Python is an extremely powerful language for writing research software. It comes with a huge ecosystem of modules that enable it to be used to write software across almost all fields of research.

One reason for its success is that Python is a scripting language (also called an interpreted language). It is easier and quicker to write programs in a scripting language than using a compiled language, such as C, C++ or Fortran. To understand why, we need to understand the difference between a script and compiled language, and how exactly a program is executed by a computer processor.

Computer processors don’t understand Python, C, Fortran or any other programming language. Computer processors only understand (and can execute) machine code. All programs, regardless of language, have to be converted to machine code so that they can be executed on your computer.

Python scripts are simple text files that are interpreted and (ultimately) converted to machine code at runtime. This is different to compiled languages, such as C, C++ and Fortran, which have to be compiled into executables before they can be run. These executables are files containing the machine code that is then given to the computer processor to be executed.

The Python interpreter works by interpreting the Python script into an intermediate representation, called bytecode. Bytecode is an intermediate representation of the script that can be executed by the Python Virtual Machine.

The Python Virtual Machine executes that bytecode, converting it dynamically into machine code that is understandable by the processor on your computer. This is why Python scripts are portable - while every different architecture of computer processor has its own machine code, the Python Virtual Machine has only a single Python bytecode. As long as there is a Python Virtual Machine available for your computer, then it can execute Python bytecode on your computer, and your Python scripts can run.

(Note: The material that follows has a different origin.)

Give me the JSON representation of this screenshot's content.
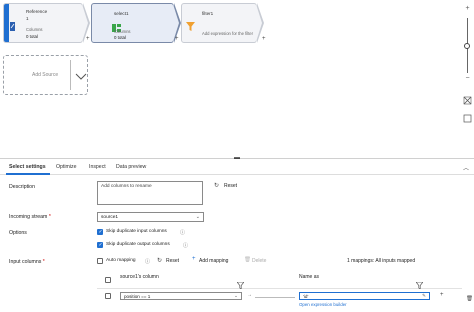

The Python Virtual Machine is more flexible than a physical (real) computer processor, and bytecode is more expressive and capable than machine code. This increased expressiveness and flexibility over a real processor executing machine code is why Python scripts are easier to write and understand by humans, and why you need to write fewer lines of code compared to compiled programming languages like C, C++ or Fortran.

However, a downside of Python is that software written purely in Python can be very slow. Executing bytecode on a virtual machine is inherently more expensive than directly executing machine code on a computer processor. Also, bytecode operating on a virtual machine sees a virtual representation of the computer - it can’t directly access memory, but instead has to access memory via the virtual machine.

Programs written in scripting languages are slower and consume more energy than those written in compiled languages. This is a problem for two reasons:

1. Who wants to wait longer than needed for your calculation to complete?
2. Energy is precious and should not be wasted. Programs written in Python can consume significantly more electrical energy than equivalent programs written in compiled languages (10s-100s of times more energy, in many cases).

Much of this can be mitigated by making use of optimised Python modules, such as NumPy, Scikit-Learn and TensorFlow. The “slow” parts of these are written such that they are directly compiled to machine code, and so can execute as quickly, and using as little energy, as a program written in a compiled programming language.

However, it is often the case that you need to do something that is not available in an existing, well-optimised module. In these cases, how could we speed up our code, and write it so that it consumes less electricity?

In this workshop we will be covering two different technologies that both solve this problem by directly compiling Python into machine code.

The first technology, numba works by compiling your Python to machine code at run time. The parts of your script that you want to accelerate are compiled automatically just before they are run, and the resulting machine code is then executed by your computer processor.

The second technology is an alternative to numba, and is used manually before your Python script is run. This technology, cython, parses your Python and converts it into the compiled programming language, C. This C code has to be compiled into machine code. This machine code is then automatically loaded when you execute your Python script, and is used instead of going through bytecode and the Python Virtual Machine.

Both of these technologies enable you to write Python that executes as quickly and uses as little power as any compiled programming language. We at BristolRSE have had great success using both technologies, e.g.